DIRECTIONS -> Copy each line below exactly.

EXERCISE MATERIALS Start Marker

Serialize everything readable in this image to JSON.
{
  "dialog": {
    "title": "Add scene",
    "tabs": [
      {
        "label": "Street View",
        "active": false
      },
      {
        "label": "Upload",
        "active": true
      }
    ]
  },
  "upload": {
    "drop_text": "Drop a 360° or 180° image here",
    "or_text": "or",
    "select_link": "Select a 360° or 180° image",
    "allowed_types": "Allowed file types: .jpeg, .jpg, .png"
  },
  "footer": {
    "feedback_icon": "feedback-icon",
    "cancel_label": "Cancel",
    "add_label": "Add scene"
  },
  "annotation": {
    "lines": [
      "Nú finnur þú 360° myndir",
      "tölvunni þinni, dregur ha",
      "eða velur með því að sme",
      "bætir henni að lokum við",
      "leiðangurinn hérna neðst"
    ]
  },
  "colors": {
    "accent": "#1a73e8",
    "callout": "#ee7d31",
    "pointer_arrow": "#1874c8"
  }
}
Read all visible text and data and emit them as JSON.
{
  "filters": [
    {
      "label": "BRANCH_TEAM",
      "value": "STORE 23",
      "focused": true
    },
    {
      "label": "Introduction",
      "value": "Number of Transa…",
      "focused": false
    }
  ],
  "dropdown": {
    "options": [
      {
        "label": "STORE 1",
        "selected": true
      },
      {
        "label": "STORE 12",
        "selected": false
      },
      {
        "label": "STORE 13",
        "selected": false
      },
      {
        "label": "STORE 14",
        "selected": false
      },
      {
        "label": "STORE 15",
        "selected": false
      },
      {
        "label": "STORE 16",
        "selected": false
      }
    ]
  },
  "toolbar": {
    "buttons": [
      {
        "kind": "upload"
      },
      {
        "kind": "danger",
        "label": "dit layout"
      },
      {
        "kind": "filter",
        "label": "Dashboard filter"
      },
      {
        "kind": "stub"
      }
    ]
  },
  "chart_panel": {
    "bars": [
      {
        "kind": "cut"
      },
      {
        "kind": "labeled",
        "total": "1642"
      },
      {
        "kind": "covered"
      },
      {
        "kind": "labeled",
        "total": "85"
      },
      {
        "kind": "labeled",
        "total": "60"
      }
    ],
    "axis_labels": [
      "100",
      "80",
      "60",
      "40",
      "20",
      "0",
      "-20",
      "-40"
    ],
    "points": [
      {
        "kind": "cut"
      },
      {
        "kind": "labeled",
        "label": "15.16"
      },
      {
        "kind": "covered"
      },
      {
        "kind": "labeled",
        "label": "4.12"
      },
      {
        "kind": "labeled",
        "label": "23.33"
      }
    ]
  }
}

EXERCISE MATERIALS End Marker

OUTPUT ->
Serialize everything readable in this image to JSON.
{
  "dialog": {
    "title": "Add scene",
    "tabs": [
      {
        "label": "Street View",
        "active": false
      },
      {
        "label": "Upload",
        "active": true
      }
    ]
  },
  "upload": {
    "drop_text": "Drop a 360° or 180° image here",
    "or_text": "or",
    "select_link": "Select a 360° or 180° image",
    "allowed_types": "Allowed file types: .jpeg, .jpg, .png"
  },
  "footer": {
    "feedback_icon": "feedback-icon",
    "cancel_label": "Cancel",
    "add_label": "Add scene"
  },
  "annotation": {
    "lines": [
      "Nú finnur þú 360° myndir",
      "tölvunni þinni, dregur ha",
      "eða velur með því að sme",
      "bætir henni að lokum við",
      "leiðangurinn hérna neðst"
    ]
  },
  "colors": {
    "accent": "#1a73e8",
    "callout": "#ee7d31",
    "pointer_arrow": "#1874c8"
  }
}
Read all visible text and data and emit them as JSON.
{
  "filters": [
    {
      "label": "BRANCH_TEAM",
      "value": "STORE 23",
      "focused": true
    },
    {
      "label": "Introduction",
      "value": "Number of Transa…",
      "focused": false
    }
  ],
  "dropdown": {
    "options": [
      {
        "label": "STORE 1",
        "selected": true
      },
      {
        "label": "STORE 12",
        "selected": false
      },
      {
        "label": "STORE 13",
        "selected": false
      },
      {
        "label": "STORE 14",
        "selected": false
      },
      {
        "label": "STORE 15",
        "selected": false
      },
      {
        "label": "STORE 16",
        "selected": false
      }
    ]
  },
  "toolbar": {
    "buttons": [
      {
        "kind": "upload"
      },
      {
        "kind": "danger",
        "label": "dit layout"
      },
      {
        "kind": "filter",
        "label": "Dashboard filter"
      },
      {
        "kind": "stub"
      }
    ]
  },
  "chart_panel": {
    "bars": [
      {
        "kind": "cut"
      },
      {
        "kind": "labeled",
        "total": "1642"
      },
      {
        "kind": "covered"
      },
      {
        "kind": "labeled",
        "total": "85"
      },
      {
        "kind": "labeled",
        "total": "60"
      }
    ],
    "axis_labels": [
      "100",
      "80",
      "60",
      "40",
      "20",
      "0",
      "-20",
      "-40"
    ],
    "points": [
      {
        "kind": "cut"
      },
      {
        "kind": "labeled",
        "label": "15.16"
      },
      {
        "kind": "covered"
      },
      {
        "kind": "labeled",
        "label": "4.12"
      },
      {
        "kind": "labeled",
        "label": "23.33"
      }
    ]
  }
}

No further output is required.